*EXERCISE MATERIALS:*
____
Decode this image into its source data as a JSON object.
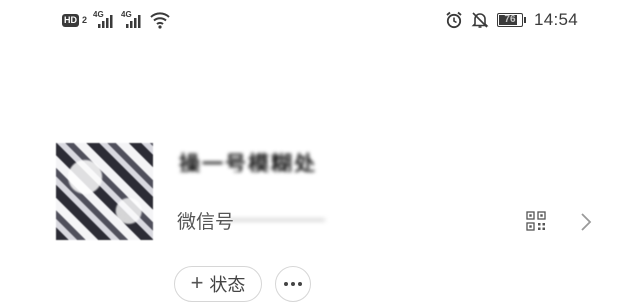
{
  "status_bar": {
    "hd_label": "HD",
    "hd_sub": "2",
    "sim1_type": "4G",
    "sim2_type": "4G",
    "battery_level": "76",
    "time": "14:54",
    "icons": [
      "signal-icon",
      "wifi-icon",
      "alarm-icon",
      "mute-bell-icon",
      "battery-icon"
    ]
  },
  "profile": {
    "nickname": "操一号模糊处",
    "wechat_id_label": "微信号",
    "wechat_id_value": "——————"
  },
  "actions": {
    "status_label": "状态"
  }
}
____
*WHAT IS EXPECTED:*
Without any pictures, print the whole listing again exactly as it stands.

*ANSWER BOX:*
Decode this image into its source data as a JSON object.
{
  "status_bar": {
    "hd_label": "HD",
    "hd_sub": "2",
    "sim1_type": "4G",
    "sim2_type": "4G",
    "battery_level": "76",
    "time": "14:54",
    "icons": [
      "signal-icon",
      "wifi-icon",
      "alarm-icon",
      "mute-bell-icon",
      "battery-icon"
    ]
  },
  "profile": {
    "nickname": "操一号模糊处",
    "wechat_id_label": "微信号",
    "wechat_id_value": "——————"
  },
  "actions": {
    "status_label": "状态"
  }
}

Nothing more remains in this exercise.